Newcomer Katie Brayben gives a sensational performance in the latest jukebox musical to open in the West End. The young performer is confident and commanding in her role as Carole King, the American singer-songwriter whose breakthrough album Tapesty remained in the US charts for over 6 years.
Beautiful The Carole King Musical is packed full of familiar tunes. Not just songs by King and her husband Gerry Goffin, but also those of the rival song writing duo Barry Mann and Cynthia Weil. This is overwhelming; the songwriting duo of King and Goffin have more than enough memorable hits to sustain a full length musical and the additional songs make the evening feel more like a night at a concert than the Aldwych Theatre. Perhaps without the addition of the Mann/Weil back catalogue, Douglas McGrath’s witty but brief book might have been able to delve more into the later life of America’s most successful female singer songwriter.
The musical begins in 1971 as Carole King takes to the stage at Carnegie Hall. How did I get here? she muses. Over the following 150 minutes, we find out.
Directed by Marc Bruni, this is a slick, successful production with a cast of 26 and a 12 strong live orchestra led by Matt Smith. Derek McLane’s impressive set design of metal girders and staircases is influenced by 16-year-old Carole’s assertion that the offices of US music publisher and producer Donnie Kirshner are a song factory. This contrasts strongly with the shabby home of Carole and her mother and later the suburban marital home of King and her husband Gerry. It is easy to understand the claustrophobia Gerry feels as the story develops; he is writing rock and roll songs whilst living a conventional, middle-class life. He longs to escape to a nightclub.
Whilst the musical is undeniably a show piece for the soaring, effortless voice of Brayben, the supporting group of four also give faultless performances. Alan Morrissey’s Gerry Goffin was so convincingly spineless and listless that parts of the audience audibly murmured disparagingly when he reappeared on stage towards the end of the show.
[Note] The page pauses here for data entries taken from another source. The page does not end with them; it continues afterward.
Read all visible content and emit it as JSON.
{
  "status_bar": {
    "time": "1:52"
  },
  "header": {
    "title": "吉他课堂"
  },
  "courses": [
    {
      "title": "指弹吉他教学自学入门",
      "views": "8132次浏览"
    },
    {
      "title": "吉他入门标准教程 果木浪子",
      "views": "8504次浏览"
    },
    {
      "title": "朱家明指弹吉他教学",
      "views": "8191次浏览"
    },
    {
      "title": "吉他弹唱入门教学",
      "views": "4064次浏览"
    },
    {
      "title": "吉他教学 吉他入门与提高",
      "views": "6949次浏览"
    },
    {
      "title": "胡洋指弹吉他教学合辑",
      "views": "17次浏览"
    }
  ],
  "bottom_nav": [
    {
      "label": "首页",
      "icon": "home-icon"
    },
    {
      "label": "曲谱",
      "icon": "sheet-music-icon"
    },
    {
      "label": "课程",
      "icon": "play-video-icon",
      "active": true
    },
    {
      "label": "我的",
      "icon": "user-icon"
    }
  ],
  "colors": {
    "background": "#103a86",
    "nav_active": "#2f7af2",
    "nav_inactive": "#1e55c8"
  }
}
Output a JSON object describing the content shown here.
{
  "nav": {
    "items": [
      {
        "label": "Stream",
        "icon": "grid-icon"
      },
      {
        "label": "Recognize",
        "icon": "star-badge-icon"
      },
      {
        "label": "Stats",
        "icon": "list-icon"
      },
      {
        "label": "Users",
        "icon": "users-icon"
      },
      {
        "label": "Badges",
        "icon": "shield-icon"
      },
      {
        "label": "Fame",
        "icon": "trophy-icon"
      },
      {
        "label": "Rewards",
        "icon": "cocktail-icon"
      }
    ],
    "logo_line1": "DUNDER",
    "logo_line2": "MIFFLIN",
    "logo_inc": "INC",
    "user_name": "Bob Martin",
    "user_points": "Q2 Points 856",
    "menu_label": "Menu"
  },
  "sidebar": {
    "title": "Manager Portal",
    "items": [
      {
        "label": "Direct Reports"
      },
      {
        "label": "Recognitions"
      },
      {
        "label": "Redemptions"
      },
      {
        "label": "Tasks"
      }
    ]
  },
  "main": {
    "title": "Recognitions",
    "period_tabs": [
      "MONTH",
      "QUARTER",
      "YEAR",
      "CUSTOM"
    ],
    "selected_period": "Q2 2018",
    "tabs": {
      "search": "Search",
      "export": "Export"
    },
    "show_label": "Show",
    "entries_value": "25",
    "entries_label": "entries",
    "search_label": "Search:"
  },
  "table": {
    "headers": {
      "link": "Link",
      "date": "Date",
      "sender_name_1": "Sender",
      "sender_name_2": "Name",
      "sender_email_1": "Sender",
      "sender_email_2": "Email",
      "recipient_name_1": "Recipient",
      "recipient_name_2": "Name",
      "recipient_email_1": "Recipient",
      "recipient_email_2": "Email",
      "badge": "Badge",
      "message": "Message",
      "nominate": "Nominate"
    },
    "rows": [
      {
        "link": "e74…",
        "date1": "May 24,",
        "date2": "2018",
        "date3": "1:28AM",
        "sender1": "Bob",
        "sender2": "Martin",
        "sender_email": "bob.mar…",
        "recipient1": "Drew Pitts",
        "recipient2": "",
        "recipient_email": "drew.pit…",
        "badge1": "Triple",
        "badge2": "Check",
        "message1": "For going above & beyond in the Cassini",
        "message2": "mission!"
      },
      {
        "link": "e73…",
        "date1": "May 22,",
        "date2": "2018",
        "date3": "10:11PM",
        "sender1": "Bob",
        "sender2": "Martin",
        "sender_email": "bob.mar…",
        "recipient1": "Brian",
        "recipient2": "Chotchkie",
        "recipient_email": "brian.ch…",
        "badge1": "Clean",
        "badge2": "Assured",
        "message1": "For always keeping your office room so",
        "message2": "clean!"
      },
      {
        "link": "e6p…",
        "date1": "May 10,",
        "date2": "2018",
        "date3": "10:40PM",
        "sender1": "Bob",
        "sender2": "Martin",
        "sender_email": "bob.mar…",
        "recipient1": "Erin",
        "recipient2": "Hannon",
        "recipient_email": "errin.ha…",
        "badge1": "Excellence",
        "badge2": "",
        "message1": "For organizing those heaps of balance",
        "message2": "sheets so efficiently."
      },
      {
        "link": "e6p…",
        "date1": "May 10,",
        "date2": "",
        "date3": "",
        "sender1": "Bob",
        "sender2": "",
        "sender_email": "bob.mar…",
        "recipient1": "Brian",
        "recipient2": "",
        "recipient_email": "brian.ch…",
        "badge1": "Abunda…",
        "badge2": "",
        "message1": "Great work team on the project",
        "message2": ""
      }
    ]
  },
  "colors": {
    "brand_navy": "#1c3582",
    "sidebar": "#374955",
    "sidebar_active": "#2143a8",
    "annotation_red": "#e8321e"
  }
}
And Ian McIntosh and Lorna Want excel as the edgy and neurotic Barry Mann and his pushy and determined partner Cynthia Weil.
The musical follows the tale of Carole from earnest schoolgirl through a successful songwriting partnership with Goffin to starting a new career as a solo singer-songwriter. Subtle costume design by Alejo Vietti signals the passing of time from prissy 1958 to swinging 1971. The musical starts and ends in the same place – the Carnegie Hall in 1971. But what happened next? The rousing final number Beautiful is from King’s 1971 Tapestry album. Fewer songs and more book would surely have had this moment at the end of Act 1. As the lights dim and the cast take their bow, it feels like we were denied a third act.
Review by Laura-Jane Foley
Carole King, the chart-topping music legend, was an ordinary girl with an extraordinary talent. She fought her way into the record industry as a teenager and sold her first hit, Will You Love Me Tomorrow, when she was just seventeen. By the time she was twenty she was writing number ones for the biggest acts in rock ‘n’ roll, including The Drifters, The Shirelles, Aretha Franklin and The Monkees. But her greatest challenge was to find her own voice and finally step into the spotlight.
Beautiful is the untold story of Carole King’s journey from schoolgirl to superstar; from her relationship with husband and songwriting partner Gerry Goffin, their close friendship and playful rivalry with fellow songwriting duo Barry Mann and Cynthia Weil, to her remarkable rise to stardom. Along the way, she became one of the most successful solo acts in popular music history, and wrote the soundtrack to a generation.
Evenings: Monday – Saturday 7.30pm
Matinees: Thursday and Saturday matinees 2.30pm
Thursday 10th September 2015